Aim of the task> Please state how many lines of the data contain "this". The number by itself is enough.

Interface dataset entries
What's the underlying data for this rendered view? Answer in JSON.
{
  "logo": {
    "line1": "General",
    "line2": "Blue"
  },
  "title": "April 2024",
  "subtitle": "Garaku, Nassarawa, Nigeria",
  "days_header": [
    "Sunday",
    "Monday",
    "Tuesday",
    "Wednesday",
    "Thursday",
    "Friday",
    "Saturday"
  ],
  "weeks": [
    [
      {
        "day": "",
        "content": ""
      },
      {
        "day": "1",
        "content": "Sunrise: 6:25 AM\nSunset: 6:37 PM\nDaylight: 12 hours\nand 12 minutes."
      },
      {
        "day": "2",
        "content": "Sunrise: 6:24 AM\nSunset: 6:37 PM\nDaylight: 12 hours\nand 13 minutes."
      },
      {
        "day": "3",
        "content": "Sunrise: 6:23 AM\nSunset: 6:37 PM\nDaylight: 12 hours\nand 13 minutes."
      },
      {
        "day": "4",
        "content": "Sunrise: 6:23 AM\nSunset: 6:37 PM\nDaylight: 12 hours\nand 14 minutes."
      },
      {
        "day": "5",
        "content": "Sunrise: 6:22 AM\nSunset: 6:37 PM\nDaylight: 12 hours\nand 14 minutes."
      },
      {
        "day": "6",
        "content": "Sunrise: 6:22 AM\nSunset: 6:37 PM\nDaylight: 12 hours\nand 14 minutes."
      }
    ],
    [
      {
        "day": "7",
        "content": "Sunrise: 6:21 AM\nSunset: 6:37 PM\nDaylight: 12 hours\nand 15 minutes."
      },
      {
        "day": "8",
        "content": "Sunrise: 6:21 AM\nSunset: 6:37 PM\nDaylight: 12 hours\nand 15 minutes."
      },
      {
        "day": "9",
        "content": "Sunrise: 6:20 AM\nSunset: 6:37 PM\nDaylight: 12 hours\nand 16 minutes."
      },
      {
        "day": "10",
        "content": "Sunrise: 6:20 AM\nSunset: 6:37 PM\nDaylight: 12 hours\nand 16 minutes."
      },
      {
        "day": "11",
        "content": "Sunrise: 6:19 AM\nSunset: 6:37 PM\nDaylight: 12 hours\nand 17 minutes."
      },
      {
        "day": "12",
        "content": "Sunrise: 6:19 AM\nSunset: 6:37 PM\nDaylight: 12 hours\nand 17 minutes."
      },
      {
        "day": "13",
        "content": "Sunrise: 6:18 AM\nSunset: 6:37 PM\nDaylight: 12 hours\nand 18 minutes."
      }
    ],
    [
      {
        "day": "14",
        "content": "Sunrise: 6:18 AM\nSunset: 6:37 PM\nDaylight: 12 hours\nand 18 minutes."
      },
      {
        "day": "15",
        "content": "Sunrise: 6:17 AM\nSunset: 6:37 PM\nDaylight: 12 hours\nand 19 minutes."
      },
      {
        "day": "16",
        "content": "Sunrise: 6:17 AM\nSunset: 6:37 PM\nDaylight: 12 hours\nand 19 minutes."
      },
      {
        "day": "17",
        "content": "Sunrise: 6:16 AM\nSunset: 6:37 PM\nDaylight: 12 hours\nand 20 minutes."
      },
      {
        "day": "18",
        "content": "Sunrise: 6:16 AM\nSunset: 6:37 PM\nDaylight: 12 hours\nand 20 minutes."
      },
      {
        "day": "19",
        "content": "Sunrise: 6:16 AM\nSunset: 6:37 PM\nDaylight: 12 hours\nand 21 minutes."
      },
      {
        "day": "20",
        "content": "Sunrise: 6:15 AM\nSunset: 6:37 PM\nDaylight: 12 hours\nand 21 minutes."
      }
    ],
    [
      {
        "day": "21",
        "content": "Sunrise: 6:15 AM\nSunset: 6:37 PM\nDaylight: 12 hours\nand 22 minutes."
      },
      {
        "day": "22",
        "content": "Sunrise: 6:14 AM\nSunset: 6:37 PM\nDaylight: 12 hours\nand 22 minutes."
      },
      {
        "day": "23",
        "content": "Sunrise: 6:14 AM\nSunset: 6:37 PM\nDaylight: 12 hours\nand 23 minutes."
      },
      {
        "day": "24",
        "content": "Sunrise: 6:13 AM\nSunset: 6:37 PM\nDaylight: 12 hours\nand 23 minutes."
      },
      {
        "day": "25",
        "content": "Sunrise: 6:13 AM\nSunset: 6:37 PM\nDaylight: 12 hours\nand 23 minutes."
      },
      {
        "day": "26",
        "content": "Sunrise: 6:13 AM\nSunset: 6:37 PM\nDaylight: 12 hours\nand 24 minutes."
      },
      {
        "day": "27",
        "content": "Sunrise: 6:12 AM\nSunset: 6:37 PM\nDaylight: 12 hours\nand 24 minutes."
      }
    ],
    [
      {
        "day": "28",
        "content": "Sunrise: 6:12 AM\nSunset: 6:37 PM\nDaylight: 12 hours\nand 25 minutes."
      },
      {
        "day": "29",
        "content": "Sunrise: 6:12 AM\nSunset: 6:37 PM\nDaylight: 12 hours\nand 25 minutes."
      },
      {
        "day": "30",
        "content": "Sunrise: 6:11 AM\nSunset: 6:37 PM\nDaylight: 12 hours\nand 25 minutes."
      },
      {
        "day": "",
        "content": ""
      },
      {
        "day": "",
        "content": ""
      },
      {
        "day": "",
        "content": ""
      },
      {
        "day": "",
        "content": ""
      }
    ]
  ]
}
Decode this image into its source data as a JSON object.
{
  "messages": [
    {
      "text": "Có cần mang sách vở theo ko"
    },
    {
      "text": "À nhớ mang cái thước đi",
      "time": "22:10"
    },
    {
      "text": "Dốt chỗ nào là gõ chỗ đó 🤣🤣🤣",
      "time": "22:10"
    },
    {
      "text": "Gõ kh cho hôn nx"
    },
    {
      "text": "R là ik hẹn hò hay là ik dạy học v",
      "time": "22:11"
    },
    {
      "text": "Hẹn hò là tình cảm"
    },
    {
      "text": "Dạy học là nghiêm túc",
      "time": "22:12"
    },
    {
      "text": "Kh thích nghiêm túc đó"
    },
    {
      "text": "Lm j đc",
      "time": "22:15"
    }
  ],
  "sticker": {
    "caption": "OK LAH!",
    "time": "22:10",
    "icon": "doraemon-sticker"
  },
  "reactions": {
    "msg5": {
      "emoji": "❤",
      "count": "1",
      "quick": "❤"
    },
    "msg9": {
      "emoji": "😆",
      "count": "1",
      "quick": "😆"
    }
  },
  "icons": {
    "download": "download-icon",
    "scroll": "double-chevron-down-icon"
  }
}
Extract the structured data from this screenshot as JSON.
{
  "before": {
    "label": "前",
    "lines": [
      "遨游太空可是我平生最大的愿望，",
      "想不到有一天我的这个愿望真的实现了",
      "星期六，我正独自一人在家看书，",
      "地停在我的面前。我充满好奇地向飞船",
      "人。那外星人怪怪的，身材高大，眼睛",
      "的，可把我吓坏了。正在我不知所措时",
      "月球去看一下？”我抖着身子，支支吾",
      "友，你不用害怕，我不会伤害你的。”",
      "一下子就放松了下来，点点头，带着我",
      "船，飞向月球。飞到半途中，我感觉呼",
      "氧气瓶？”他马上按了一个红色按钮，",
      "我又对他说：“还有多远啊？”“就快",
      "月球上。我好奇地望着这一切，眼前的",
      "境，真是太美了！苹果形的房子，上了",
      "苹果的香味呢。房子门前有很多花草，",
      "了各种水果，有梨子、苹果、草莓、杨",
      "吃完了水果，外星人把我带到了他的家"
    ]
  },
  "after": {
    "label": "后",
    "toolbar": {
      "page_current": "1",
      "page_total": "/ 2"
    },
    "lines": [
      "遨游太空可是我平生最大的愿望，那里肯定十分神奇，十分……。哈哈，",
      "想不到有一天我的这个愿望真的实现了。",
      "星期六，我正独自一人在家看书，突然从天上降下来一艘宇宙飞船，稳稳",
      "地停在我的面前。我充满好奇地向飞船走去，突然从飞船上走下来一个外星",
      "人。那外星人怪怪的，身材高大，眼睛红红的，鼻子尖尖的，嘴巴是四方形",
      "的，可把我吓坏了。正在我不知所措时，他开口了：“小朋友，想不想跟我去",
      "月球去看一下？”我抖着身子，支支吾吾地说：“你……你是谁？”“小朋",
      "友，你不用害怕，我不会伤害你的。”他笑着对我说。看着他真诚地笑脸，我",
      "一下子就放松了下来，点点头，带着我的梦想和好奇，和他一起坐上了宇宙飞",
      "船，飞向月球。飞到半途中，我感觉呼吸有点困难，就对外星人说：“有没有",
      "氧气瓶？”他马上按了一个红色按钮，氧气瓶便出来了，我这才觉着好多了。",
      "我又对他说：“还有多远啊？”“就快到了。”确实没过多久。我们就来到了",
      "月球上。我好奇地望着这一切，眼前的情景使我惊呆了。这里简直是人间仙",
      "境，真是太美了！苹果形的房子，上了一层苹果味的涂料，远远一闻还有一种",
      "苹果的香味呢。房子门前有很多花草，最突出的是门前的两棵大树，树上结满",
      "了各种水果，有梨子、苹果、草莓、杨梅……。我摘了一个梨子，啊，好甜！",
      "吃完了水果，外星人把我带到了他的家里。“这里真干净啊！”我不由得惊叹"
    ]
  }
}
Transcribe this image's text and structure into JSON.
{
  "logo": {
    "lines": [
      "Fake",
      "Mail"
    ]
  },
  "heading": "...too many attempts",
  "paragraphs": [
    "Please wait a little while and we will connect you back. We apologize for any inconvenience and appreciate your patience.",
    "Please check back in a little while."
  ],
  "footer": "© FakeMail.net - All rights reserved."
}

Reply to the task> 4